# WHAT TO PRODUCE
Pick every line out of the entries below that has the string "price", and copy it.

(App and web page records)
•••
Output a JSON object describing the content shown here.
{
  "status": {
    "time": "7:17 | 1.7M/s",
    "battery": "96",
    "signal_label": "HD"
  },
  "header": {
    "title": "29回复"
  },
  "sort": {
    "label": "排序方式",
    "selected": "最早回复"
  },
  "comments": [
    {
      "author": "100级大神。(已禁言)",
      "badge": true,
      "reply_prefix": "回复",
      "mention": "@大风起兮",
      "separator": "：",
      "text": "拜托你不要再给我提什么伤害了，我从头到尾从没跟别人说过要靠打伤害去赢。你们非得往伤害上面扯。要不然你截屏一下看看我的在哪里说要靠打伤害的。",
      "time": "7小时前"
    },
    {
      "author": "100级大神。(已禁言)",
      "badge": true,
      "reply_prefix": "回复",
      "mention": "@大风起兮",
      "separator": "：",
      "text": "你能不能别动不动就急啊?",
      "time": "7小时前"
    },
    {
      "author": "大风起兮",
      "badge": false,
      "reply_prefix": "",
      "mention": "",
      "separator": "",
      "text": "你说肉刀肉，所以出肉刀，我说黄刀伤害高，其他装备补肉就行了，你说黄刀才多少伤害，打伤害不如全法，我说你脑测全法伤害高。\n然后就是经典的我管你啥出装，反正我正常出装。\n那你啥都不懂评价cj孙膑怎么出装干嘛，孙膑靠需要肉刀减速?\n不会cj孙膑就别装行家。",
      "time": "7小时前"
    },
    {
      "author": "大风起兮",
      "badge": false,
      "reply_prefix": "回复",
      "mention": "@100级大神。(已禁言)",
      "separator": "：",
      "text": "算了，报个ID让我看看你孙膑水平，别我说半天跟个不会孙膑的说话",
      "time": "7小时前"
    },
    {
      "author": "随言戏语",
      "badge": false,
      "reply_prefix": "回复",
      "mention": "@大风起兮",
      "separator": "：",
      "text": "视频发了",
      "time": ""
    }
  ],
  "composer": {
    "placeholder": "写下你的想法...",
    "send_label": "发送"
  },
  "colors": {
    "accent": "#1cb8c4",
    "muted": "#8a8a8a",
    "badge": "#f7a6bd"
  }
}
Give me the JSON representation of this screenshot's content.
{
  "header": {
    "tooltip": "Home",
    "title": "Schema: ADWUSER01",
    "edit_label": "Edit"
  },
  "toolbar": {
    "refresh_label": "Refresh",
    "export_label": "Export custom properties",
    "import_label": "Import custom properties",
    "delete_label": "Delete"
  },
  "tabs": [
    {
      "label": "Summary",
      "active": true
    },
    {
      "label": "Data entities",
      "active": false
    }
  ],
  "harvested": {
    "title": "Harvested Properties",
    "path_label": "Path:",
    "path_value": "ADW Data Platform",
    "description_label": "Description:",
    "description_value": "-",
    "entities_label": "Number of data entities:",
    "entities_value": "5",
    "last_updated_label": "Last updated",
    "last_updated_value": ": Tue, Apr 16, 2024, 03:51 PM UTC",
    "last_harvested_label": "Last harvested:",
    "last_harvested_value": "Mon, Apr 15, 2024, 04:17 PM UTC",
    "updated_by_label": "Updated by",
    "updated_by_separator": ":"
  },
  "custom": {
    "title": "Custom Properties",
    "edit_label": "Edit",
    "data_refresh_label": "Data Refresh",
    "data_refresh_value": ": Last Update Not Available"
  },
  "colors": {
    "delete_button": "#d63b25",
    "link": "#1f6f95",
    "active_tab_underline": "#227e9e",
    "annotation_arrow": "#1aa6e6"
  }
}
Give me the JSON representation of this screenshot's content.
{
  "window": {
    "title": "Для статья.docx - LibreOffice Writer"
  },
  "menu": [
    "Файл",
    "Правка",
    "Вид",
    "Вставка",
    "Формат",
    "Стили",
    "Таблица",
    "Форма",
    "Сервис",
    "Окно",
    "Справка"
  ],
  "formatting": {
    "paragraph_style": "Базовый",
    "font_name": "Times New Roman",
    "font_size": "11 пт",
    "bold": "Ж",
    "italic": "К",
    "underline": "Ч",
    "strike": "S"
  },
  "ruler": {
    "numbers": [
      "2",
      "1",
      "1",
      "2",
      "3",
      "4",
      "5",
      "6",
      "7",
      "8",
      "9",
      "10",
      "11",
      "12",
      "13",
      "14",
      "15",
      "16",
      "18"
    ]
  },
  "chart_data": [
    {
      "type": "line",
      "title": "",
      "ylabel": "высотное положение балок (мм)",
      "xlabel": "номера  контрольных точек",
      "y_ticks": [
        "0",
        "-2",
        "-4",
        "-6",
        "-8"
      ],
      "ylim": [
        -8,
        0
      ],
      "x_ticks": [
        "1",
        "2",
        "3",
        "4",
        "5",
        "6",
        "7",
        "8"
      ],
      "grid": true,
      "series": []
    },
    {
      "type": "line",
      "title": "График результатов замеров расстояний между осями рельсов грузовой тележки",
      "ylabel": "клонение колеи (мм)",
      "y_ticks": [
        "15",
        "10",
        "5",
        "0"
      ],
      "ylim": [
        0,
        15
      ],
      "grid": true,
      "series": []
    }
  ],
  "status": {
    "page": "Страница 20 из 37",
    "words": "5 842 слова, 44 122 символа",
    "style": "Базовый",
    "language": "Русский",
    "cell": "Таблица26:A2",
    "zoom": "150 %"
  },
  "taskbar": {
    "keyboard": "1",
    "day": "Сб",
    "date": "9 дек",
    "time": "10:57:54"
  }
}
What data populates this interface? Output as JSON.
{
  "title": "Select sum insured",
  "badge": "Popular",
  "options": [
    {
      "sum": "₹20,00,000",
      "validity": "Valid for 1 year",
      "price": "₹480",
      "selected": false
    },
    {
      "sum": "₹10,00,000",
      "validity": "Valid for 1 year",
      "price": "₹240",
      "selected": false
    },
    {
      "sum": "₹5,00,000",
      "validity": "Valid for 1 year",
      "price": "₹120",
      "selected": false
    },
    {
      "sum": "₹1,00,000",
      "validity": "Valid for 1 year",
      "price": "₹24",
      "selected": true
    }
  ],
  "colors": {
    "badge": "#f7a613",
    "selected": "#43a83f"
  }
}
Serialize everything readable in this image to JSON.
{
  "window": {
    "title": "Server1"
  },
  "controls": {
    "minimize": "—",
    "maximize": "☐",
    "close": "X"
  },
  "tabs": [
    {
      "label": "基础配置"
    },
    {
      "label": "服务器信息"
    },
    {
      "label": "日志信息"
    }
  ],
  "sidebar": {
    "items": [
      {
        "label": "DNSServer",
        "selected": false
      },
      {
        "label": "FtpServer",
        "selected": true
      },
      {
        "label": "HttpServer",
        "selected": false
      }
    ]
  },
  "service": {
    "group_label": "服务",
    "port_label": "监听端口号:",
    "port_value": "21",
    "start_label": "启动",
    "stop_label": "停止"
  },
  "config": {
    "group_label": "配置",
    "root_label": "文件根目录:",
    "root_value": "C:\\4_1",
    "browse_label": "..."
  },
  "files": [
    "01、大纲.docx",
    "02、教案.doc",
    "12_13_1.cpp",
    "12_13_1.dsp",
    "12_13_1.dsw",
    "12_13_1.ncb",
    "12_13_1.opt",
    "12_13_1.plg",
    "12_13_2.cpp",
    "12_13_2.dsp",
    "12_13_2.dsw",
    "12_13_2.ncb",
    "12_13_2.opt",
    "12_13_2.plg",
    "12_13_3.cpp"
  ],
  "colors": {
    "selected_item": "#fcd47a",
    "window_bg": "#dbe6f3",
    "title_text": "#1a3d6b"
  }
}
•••
# WRITTEN RESPONSE
      "price": "₹480",
      "price": "₹240",
      "price": "₹120",
      "price": "₹24",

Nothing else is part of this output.